Some people eat, sleep and chew gum, I do genealogy and write...

Saturday, October 25, 2014

The way names are spelled

Table Alphabeticall
It always amuses me when someone insists that their family name is spelled a certain way. I often hear how my name is spelled with an "e" instead of an "o" or some other variation. A little bit of history goes a long way in curing genealogists of this problem, but the secondary problem is that some researchers never learn the history and keep believing the myth.

Although the concept of a dictionary goes back into antiquity, the idea that words should be spelled a certain way evolved only slowly. The earliest English language dictionaries were essentially word lists, sometimes with other language equivalents. The earliest dictionary is usually attributed to John of Galand (Johannes de Garlandia). His Dictionarius was published in about 1200. But the first dictionary to use alphabetical order wasn't published until 400 years later in 1604. It was the
Table Alphabeticall (shown above) by Robert Cawdrey.

I selected this example to illustrate the fact that focusing on the "correct" spelling of any word, including the names of our ancestors, ignores the historical reality: English and all other languages were and are in state of constant flux. If you would like to see an interesting analysis of this issue as reflected in the 1790 U.S. Census records, see the following:
American Council of Learned Societies. Surnames in the United States Census of 1790: An Analysis of National Origins of the Population. Baltimore, MD: Clearfield Co, 1990.
See also:
Matheson, Robert E. Special Report on Surnames in Ireland: [Together with] Varieties and Synonymes of Surnames and Christian Names in Ireland. Baltimore: Genealogical Pub. Co, 1988.
 See Wikipedia: Surname and Wikipedia: Family name.

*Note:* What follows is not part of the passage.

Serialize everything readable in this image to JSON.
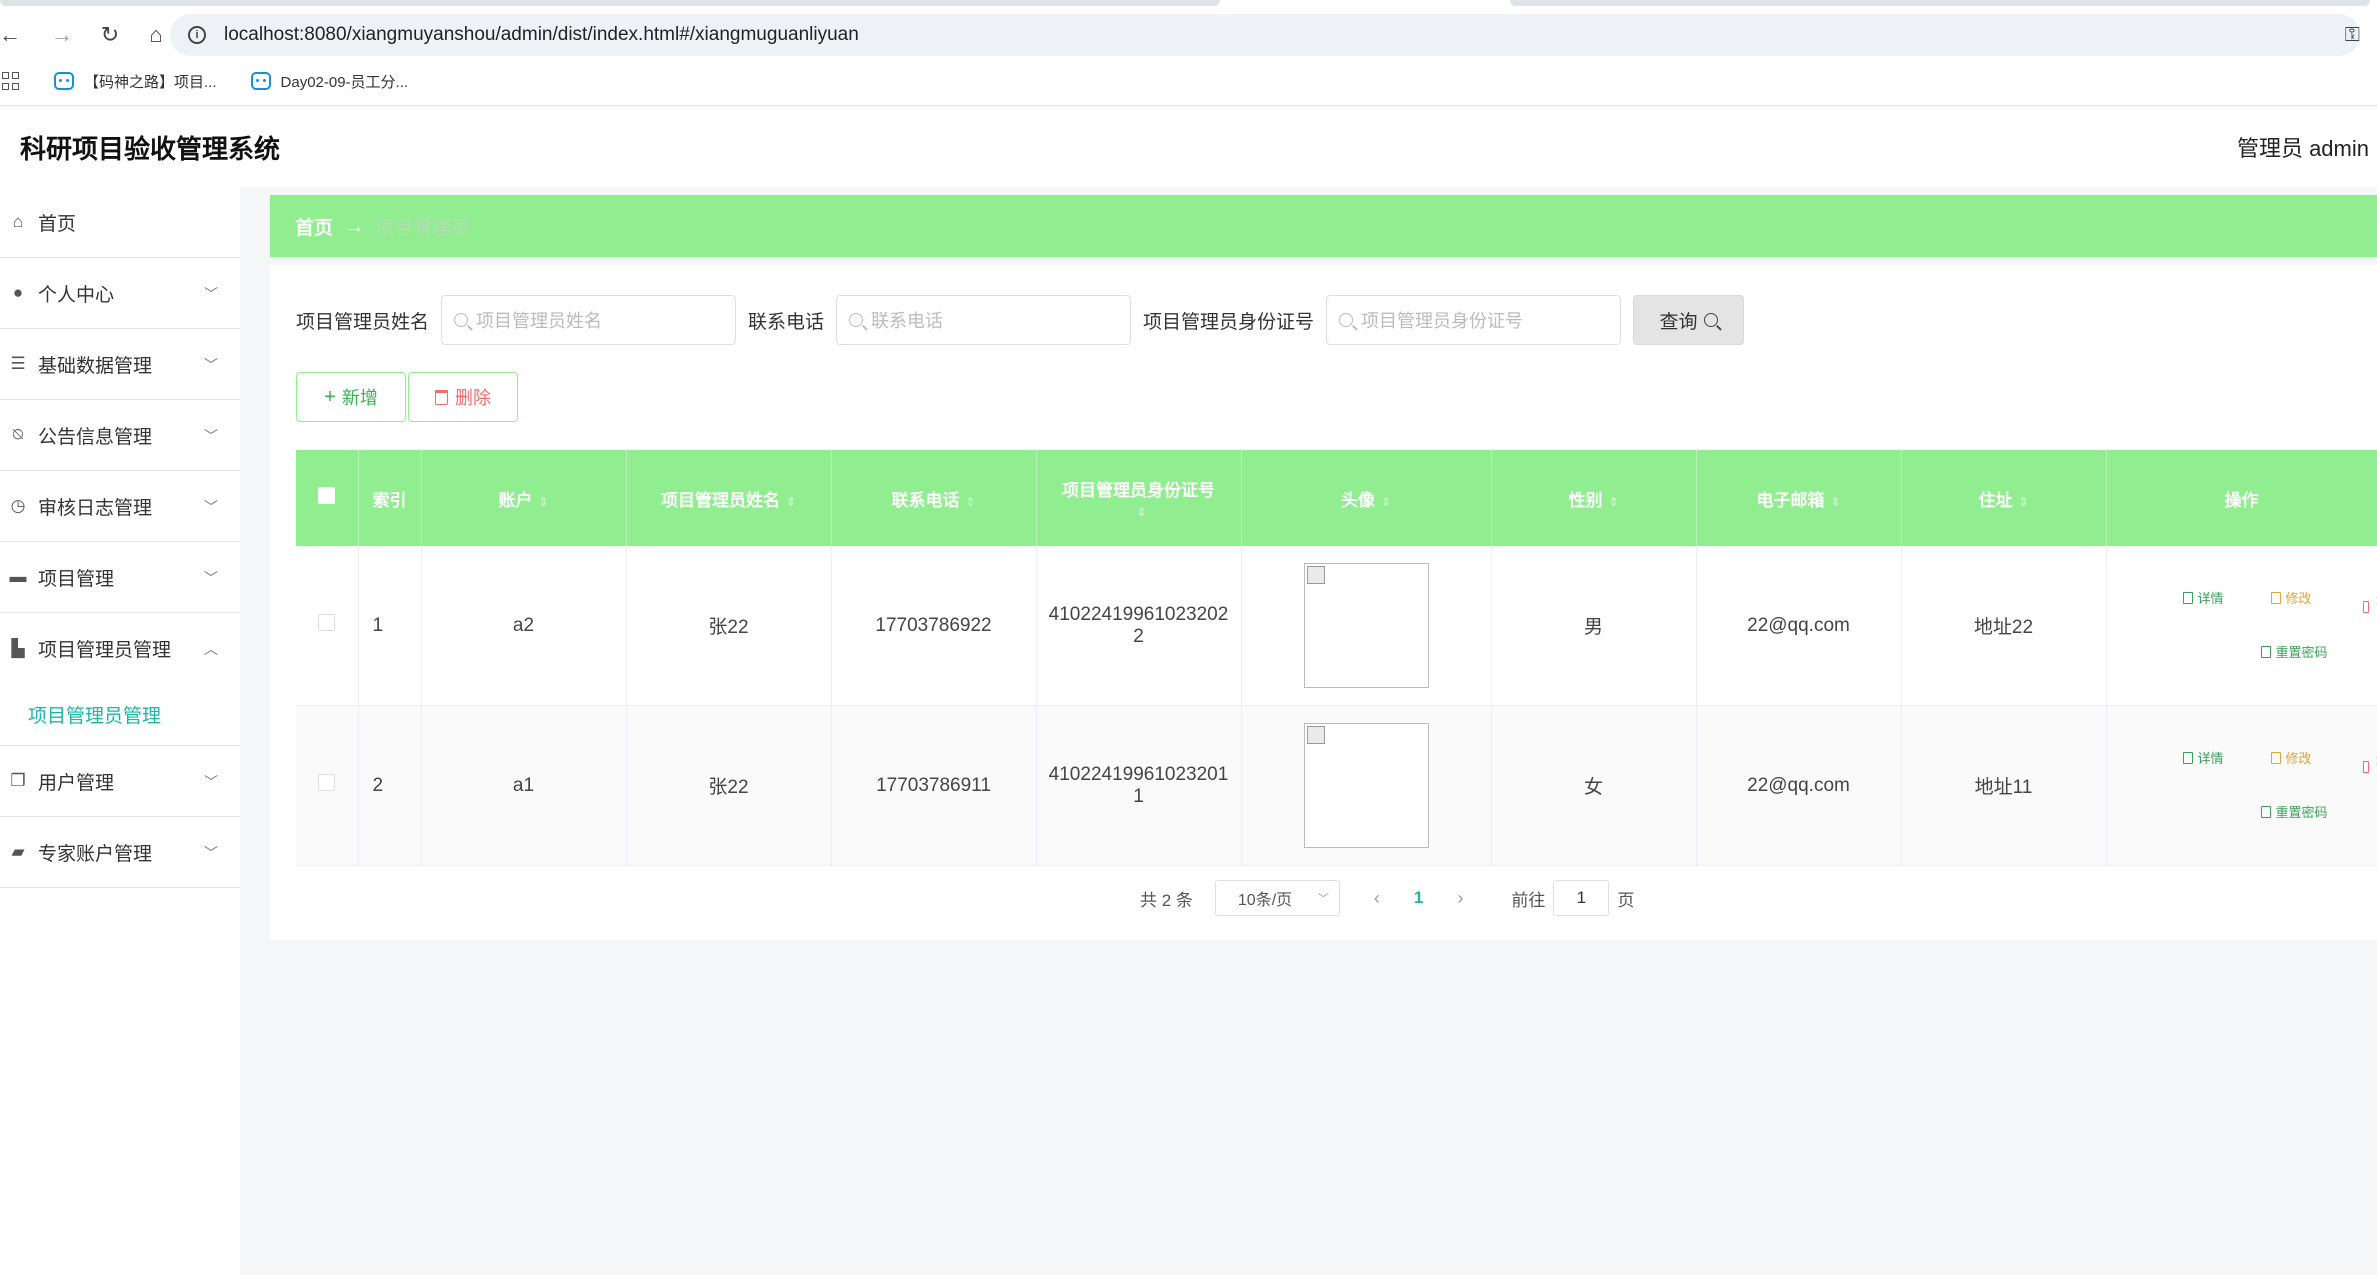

A good example of the process of the adoption of specific surnames comes from Denmark. Here is a summary of the process from Wikipedia:
The first naming act in Denmark was issued in 1526 and made heritable names compulsory for nobility. Other higher class people took heritable surnames during the following centuries, clergy often Latinized names (e.g. Pontoppidan made from Broby) and artisans often Germanized names. Naming acts applying to all citizens were issued 1771 (for the Duchy of Schleswig only) and in 1828. The rural population only reluctantly gave up the traditional primary patronyms. Several naming acts replaced the first; in 1856, 1904, 1961, 1981, 2005. The result of the first act was that most people took a patronymic surname as their heritable family name, with the overwhelming dominance of a few surnames as a consequence. Later acts have attempted to motivate people to change to surnames that would allow safer identification of individuals.
Slavish insistence on a particular spelling of any name from the historical past (or even the present) is one of the most persistent obstacles to genealogical research. I have instances in my own family where my ancestor's surname was spelled one way before immigration. another way after immigration, changed back to the original spelling by one or more of the immigrant's descendants and then changed back to the changed form by the next generation.

Many times, in examining old documents, you will find the same person's name spelled in more than one or two different ways. One of the most famous examples of these variations is the name of William Shakespeare. Here is a quote from Wikipedia: Spelling of Shakespeare's name as an example:
The spelling of William Shakespeare's name has varied over time. It was not consistently spelled any single way during his lifetime, in manuscript or in printed form. After his death the name was spelled variously by editors of his work and the spelling was not fixed until well into the 20th century.
All I can say further is you need a very liberal attitude when looking for people by name.


  1. Fascinating James - I will remember this when people tell me my name should be O'connor

  2. James, I run a genealogy group on Facebook and have been teaching genealogy online for years. You don't know how many times I've come up against this same argument. It seems difficult for some to grasp the concept that people weren't all that hung up on spelling accuracy or that rules have changed over the centuries. Many of us with Portuguese roots have peasant ancestors. Many were illiterate and most likely did not know how to spell their own names, nor did they have much reason to know it. When you live in a modern society where you start signing your name on your school assignments as a child and do it all the time as an adult, it's hard to wrap your mind around a time when it wasn't necessary.

    The more the person gets used to idea of spelling variations the further they will go with their research.

  3. One of my lines was spelled Sip by Poles, Schipp by Germans, and US officials and then Szyp and Szypinski by a priest recording baptisms because he "knew" what the proper spelling should be. It's a challenge.

  4. It's worth pointing out that some of those spelling changes are more language changes. Letters are pronounced differently in different languages and different languages have diffenet letters.

    An example of the former is what Mary Foxworthy cites above. Szyp in Polish is exactly the same as Schipp in German. Or Holc in Polish is the same as Holz in German and Holtz in English.

    An example of the latter is the absence of "h" from Russian. Hence Herman becomes German and Kohen becomes Kogan

  5. It is not just surname or family names that can be a problem. If the census enumerater did not know of the place they would record what they heard. The local way of saying a place name could lead to some strange place names being recorded and if there were several possibilities you can be looking for someone in the wrong place.